March Madness: CWRU’s Jessup International Law Moot Court team wins National Competition

Jessup Team at their recent national competition, holding the first place trophy

The law school’s Jessup International Law Moot Court team (composed of Elise Manchester, Will Baker, Ellie Buerk, Brianna Schmidt and Naomi Matthusen) took 1st place at the National Competition held on Feb. 29—March 3, 2024 in Portland, Oregon, earning a berth in the International Rounds in D.C. in April. The Case Western Reserve team also won the award for the 2nd best brief. Brianna Schmidt won the 2nd best speaker award, Will Baker won the 7th best speaker award and Ellie Buerk won the 11th best speaker award out of 144 speakers from 36 law schools. 

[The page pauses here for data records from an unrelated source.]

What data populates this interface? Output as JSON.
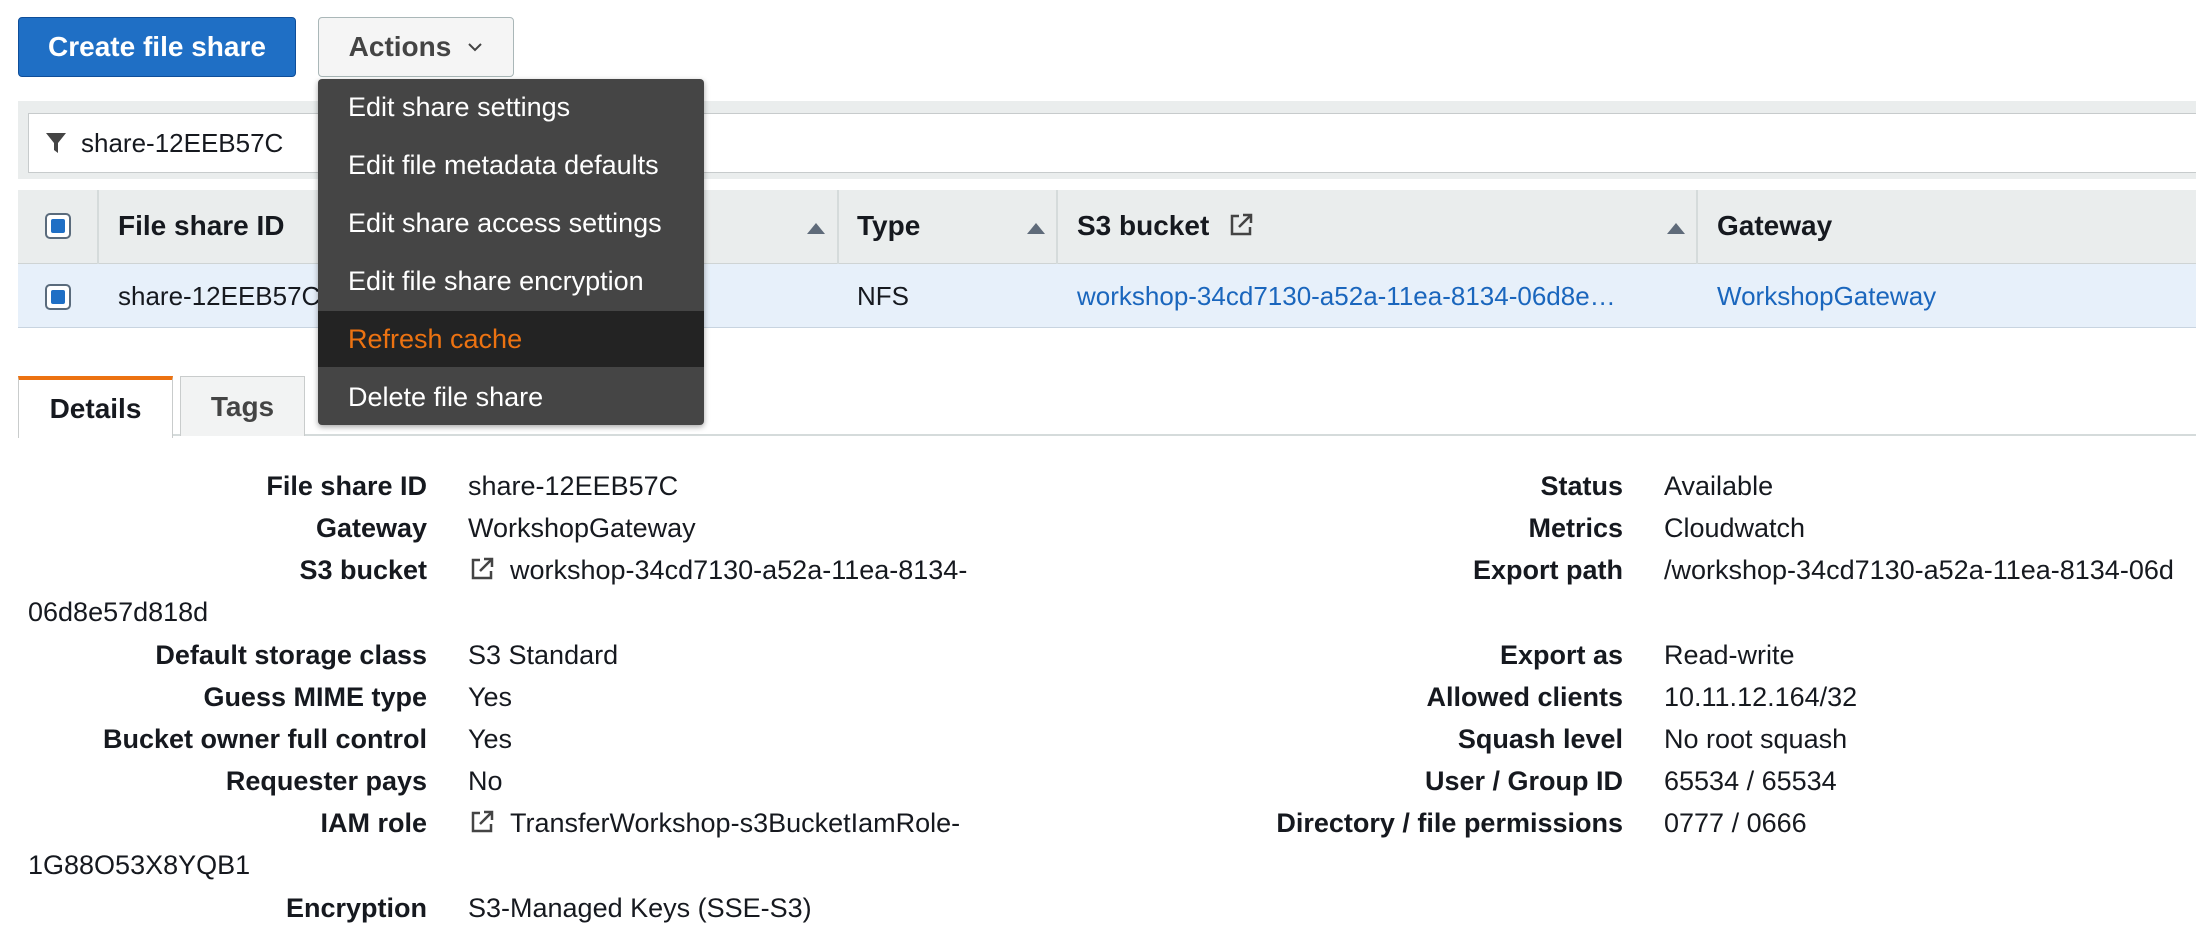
{
  "toolbar": {
    "create_label": "Create file share",
    "actions_label": "Actions"
  },
  "filter": {
    "value": "share-12EEB57C"
  },
  "table": {
    "headers": [
      "File share ID",
      "Type",
      "S3 bucket",
      "Gateway"
    ],
    "row": {
      "file_share_id": "share-12EEB57C",
      "type": "NFS",
      "s3_bucket": "workshop-34cd7130-a52a-11ea-8134-06d8e…",
      "gateway": "WorkshopGateway"
    }
  },
  "menu": {
    "items": [
      "Edit share settings",
      "Edit file metadata defaults",
      "Edit share access settings",
      "Edit file share encryption",
      "Refresh cache",
      "Delete file share"
    ],
    "highlighted_color": "#ec7211"
  },
  "tabs": [
    "Details",
    "Tags"
  ],
  "details": {
    "left": {
      "file_share_id": {
        "label": "File share ID",
        "value": "share-12EEB57C"
      },
      "gateway": {
        "label": "Gateway",
        "value": "WorkshopGateway"
      },
      "s3_bucket": {
        "label": "S3 bucket",
        "value_line1": "workshop-34cd7130-a52a-11ea-8134-",
        "value_line2": "06d8e57d818d"
      },
      "storage_class": {
        "label": "Default storage class",
        "value": "S3 Standard"
      },
      "guess_mime": {
        "label": "Guess MIME type",
        "value": "Yes"
      },
      "bucket_owner": {
        "label": "Bucket owner full control",
        "value": "Yes"
      },
      "requester_pays": {
        "label": "Requester pays",
        "value": "No"
      },
      "iam_role": {
        "label": "IAM role",
        "value_line1": "TransferWorkshop-s3BucketIamRole-",
        "value_line2": "1G88O53X8YQB1"
      },
      "encryption": {
        "label": "Encryption",
        "value": "S3-Managed Keys (SSE-S3)"
      }
    },
    "right": {
      "status": {
        "label": "Status",
        "value": "Available"
      },
      "metrics": {
        "label": "Metrics",
        "value": "Cloudwatch"
      },
      "export_path": {
        "label": "Export path",
        "value": "/workshop-34cd7130-a52a-11ea-8134-06d"
      },
      "export_as": {
        "label": "Export as",
        "value": "Read-write"
      },
      "allowed_clients": {
        "label": "Allowed clients",
        "value": "10.11.12.164/32"
      },
      "squash_level": {
        "label": "Squash level",
        "value": "No root squash"
      },
      "user_group_id": {
        "label": "User / Group ID",
        "value": "65534 / 65534"
      },
      "permissions": {
        "label": "Directory / file permissions",
        "value": "0777 / 0666"
      }
    }
  },
  "colors": {
    "primary": "#1f6fc5",
    "link": "#1a66bd",
    "accent": "#ec7211"
  }
}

Established 60 years ago by the International Law Students Association, the Philip C. Jessup Competition is the oldest and most prestigious international law moot court in the world. This year, instead of six regionals, the International Law Students Association held two simultaneous national Jessup tournaments — in Portland and New Orleans. In Portland, the Case Western Reserve team went undefeated in the preliminary rounds, beating Louisiana State, Mitchell Hamline, Washburn and University of Texas. They went on to defeat California Western in the Sweet Sixteen, UC Berkeley in the Elite Eight and Temple in the Final Four. They then beat Washington University in the finals for the National Championship (West Super Regional).

This is the sixth year in a row that the Case Western Reserve team has made it to the Jessup International Rounds, where last year they ranked second best in the world after the preliminary rounds, won the third best brief award and Elise Manchester won the best overall speaker award. Case Western Reserve won the Jessup World Championship in 2008, making it just one of two U.S. law schools to win (the other is Harvard) the prestigious Jessup Cup in the past twenty years. 

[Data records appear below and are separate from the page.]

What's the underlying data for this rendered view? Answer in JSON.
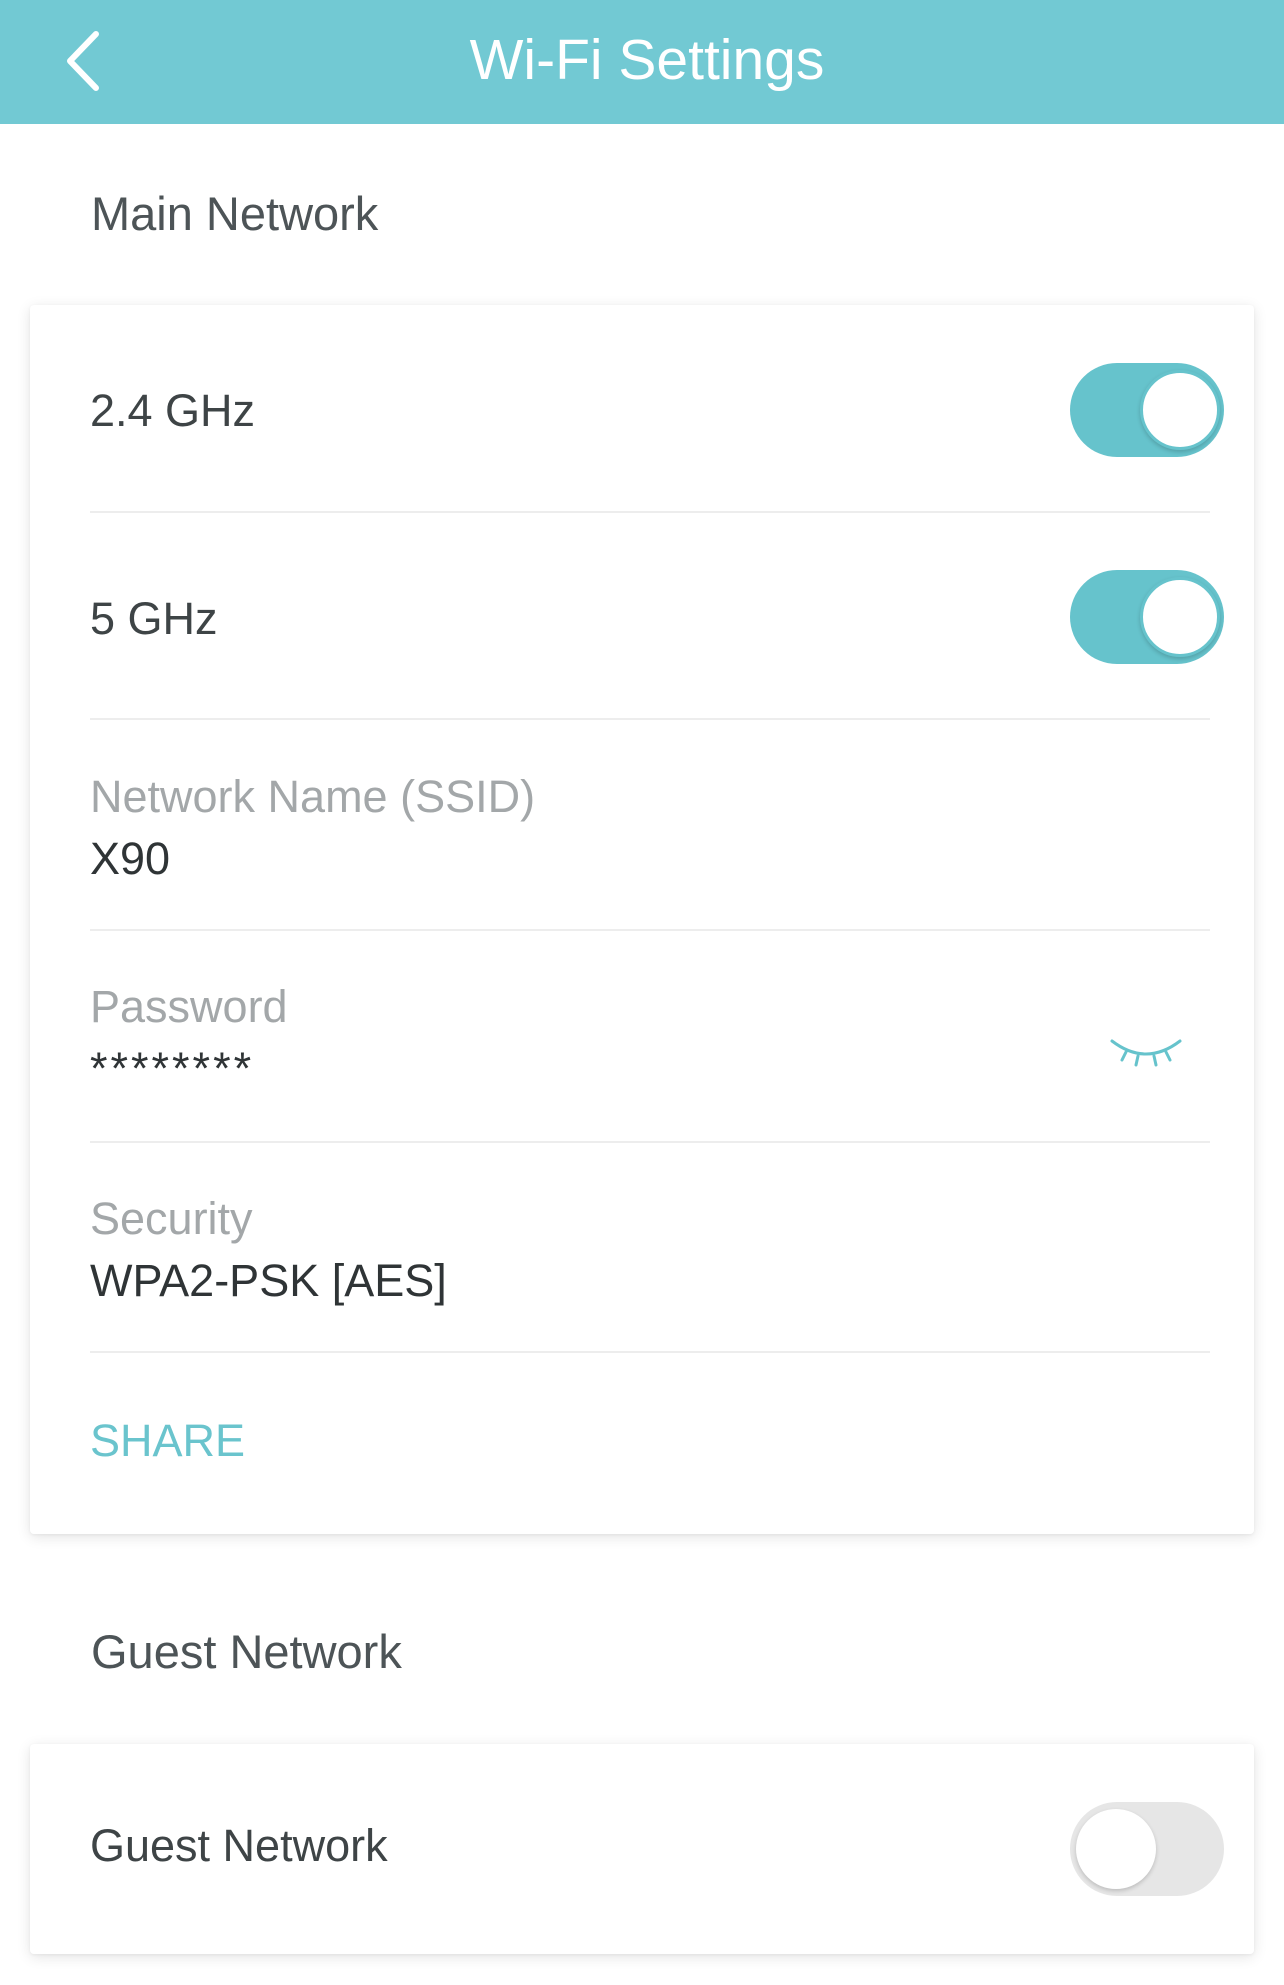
{
  "header": {
    "title": "Wi-Fi Settings",
    "back_icon": "chevron-left-icon"
  },
  "main_network": {
    "section_title": "Main Network",
    "band_24": {
      "label": "2.4 GHz",
      "enabled": true
    },
    "band_5": {
      "label": "5 GHz",
      "enabled": true
    },
    "ssid": {
      "label": "Network Name (SSID)",
      "value": "X90"
    },
    "password": {
      "label": "Password",
      "value": "********",
      "toggle_icon": "eye-closed-icon"
    },
    "security": {
      "label": "Security",
      "value": "WPA2-PSK [AES]"
    },
    "share_label": "SHARE"
  },
  "guest_network": {
    "section_title": "Guest Network",
    "toggle": {
      "label": "Guest Network",
      "enabled": false
    }
  },
  "colors": {
    "accent": "#72c9d3",
    "toggle_on": "#66c3cc",
    "toggle_off": "#e6e6e6"
  }
}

The Case Western Reserve Jessup team is coached by Co-Dean Michael Scharf and alumna Liz Safier of Squire Patton Boggs. Several faculty and alumni benched 18 practice rounds leading to the competition. This year’s problem involves a dispute between two fictional countries concerning the deprivation of nationality of environmental protesters, the refusal to permit a Security-Council-appointed expert to meet with the protesters, and the non-recognition of purchased citizenship.

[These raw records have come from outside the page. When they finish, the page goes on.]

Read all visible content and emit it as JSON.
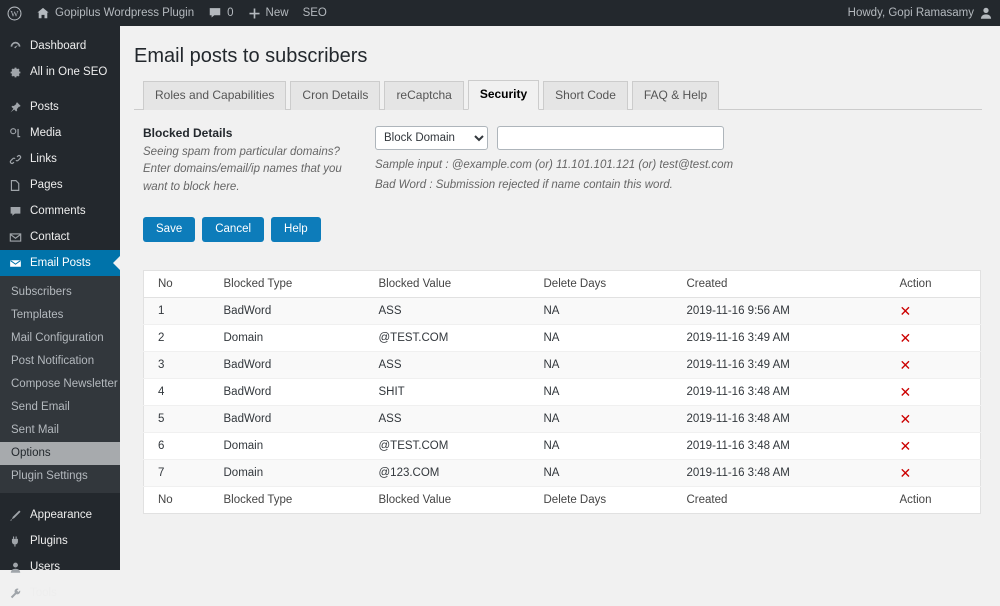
{
  "adminbar": {
    "site_name": "Gopiplus Wordpress Plugin",
    "comment_count": "0",
    "new_label": "New",
    "seo_label": "SEO",
    "howdy": "Howdy, Gopi Ramasamy"
  },
  "sidebar": {
    "top_items": [
      {
        "label": "Dashboard",
        "icon": "dashboard-icon"
      },
      {
        "label": "All in One SEO",
        "icon": "gear-icon"
      }
    ],
    "main_items": [
      {
        "label": "Posts",
        "icon": "pin-icon"
      },
      {
        "label": "Media",
        "icon": "media-icon"
      },
      {
        "label": "Links",
        "icon": "link-icon"
      },
      {
        "label": "Pages",
        "icon": "pages-icon"
      },
      {
        "label": "Comments",
        "icon": "comment-icon"
      },
      {
        "label": "Contact",
        "icon": "envelope-icon"
      }
    ],
    "current_item": {
      "label": "Email Posts",
      "icon": "email-icon"
    },
    "submenu": [
      {
        "label": "Subscribers",
        "current": false
      },
      {
        "label": "Templates",
        "current": false
      },
      {
        "label": "Mail Configuration",
        "current": false
      },
      {
        "label": "Post Notification",
        "current": false
      },
      {
        "label": "Compose Newsletter",
        "current": false
      },
      {
        "label": "Send Email",
        "current": false
      },
      {
        "label": "Sent Mail",
        "current": false
      },
      {
        "label": "Options",
        "current": true
      },
      {
        "label": "Plugin Settings",
        "current": false
      }
    ],
    "bottom_items": [
      {
        "label": "Appearance",
        "icon": "appearance-icon"
      },
      {
        "label": "Plugins",
        "icon": "plugin-icon"
      },
      {
        "label": "Users",
        "icon": "users-icon"
      },
      {
        "label": "Tools",
        "icon": "tools-icon"
      }
    ]
  },
  "page": {
    "title": "Email posts to subscribers",
    "tabs": [
      {
        "label": "Roles and Capabilities",
        "active": false
      },
      {
        "label": "Cron Details",
        "active": false
      },
      {
        "label": "reCaptcha",
        "active": false
      },
      {
        "label": "Security",
        "active": true
      },
      {
        "label": "Short Code",
        "active": false
      },
      {
        "label": "FAQ & Help",
        "active": false
      }
    ]
  },
  "form": {
    "label": "Blocked Details",
    "description": "Seeing spam from particular domains? Enter domains/email/ip names that you want to block here.",
    "select_value": "Block Domain",
    "select_options": [
      "Block Domain"
    ],
    "input_value": "",
    "input_placeholder": "",
    "hint_line1": "Sample input : @example.com (or) 11.101.101.121 (or) test@test.com",
    "hint_line2": "Bad Word : Submission rejected if name contain this word.",
    "buttons": {
      "save": "Save",
      "cancel": "Cancel",
      "help": "Help"
    },
    "accent_color": "#0d7cba"
  },
  "table": {
    "columns": [
      "No",
      "Blocked Type",
      "Blocked Value",
      "Delete Days",
      "Created",
      "Action"
    ],
    "delete_icon": "✕",
    "delete_color": "#cc0000",
    "rows": [
      {
        "no": "1",
        "type": "BadWord",
        "value": "ASS",
        "days": "NA",
        "created": "2019-11-16 9:56 AM"
      },
      {
        "no": "2",
        "type": "Domain",
        "value": "@TEST.COM",
        "days": "NA",
        "created": "2019-11-16 3:49 AM"
      },
      {
        "no": "3",
        "type": "BadWord",
        "value": "ASS",
        "days": "NA",
        "created": "2019-11-16 3:49 AM"
      },
      {
        "no": "4",
        "type": "BadWord",
        "value": "SHIT",
        "days": "NA",
        "created": "2019-11-16 3:48 AM"
      },
      {
        "no": "5",
        "type": "BadWord",
        "value": "ASS",
        "days": "NA",
        "created": "2019-11-16 3:48 AM"
      },
      {
        "no": "6",
        "type": "Domain",
        "value": "@TEST.COM",
        "days": "NA",
        "created": "2019-11-16 3:48 AM"
      },
      {
        "no": "7",
        "type": "Domain",
        "value": "@123.COM",
        "days": "NA",
        "created": "2019-11-16 3:48 AM"
      }
    ]
  }
}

Congratulations to the Jessup team, its co-coaches and the faculty and alumni who assisted in their preparation!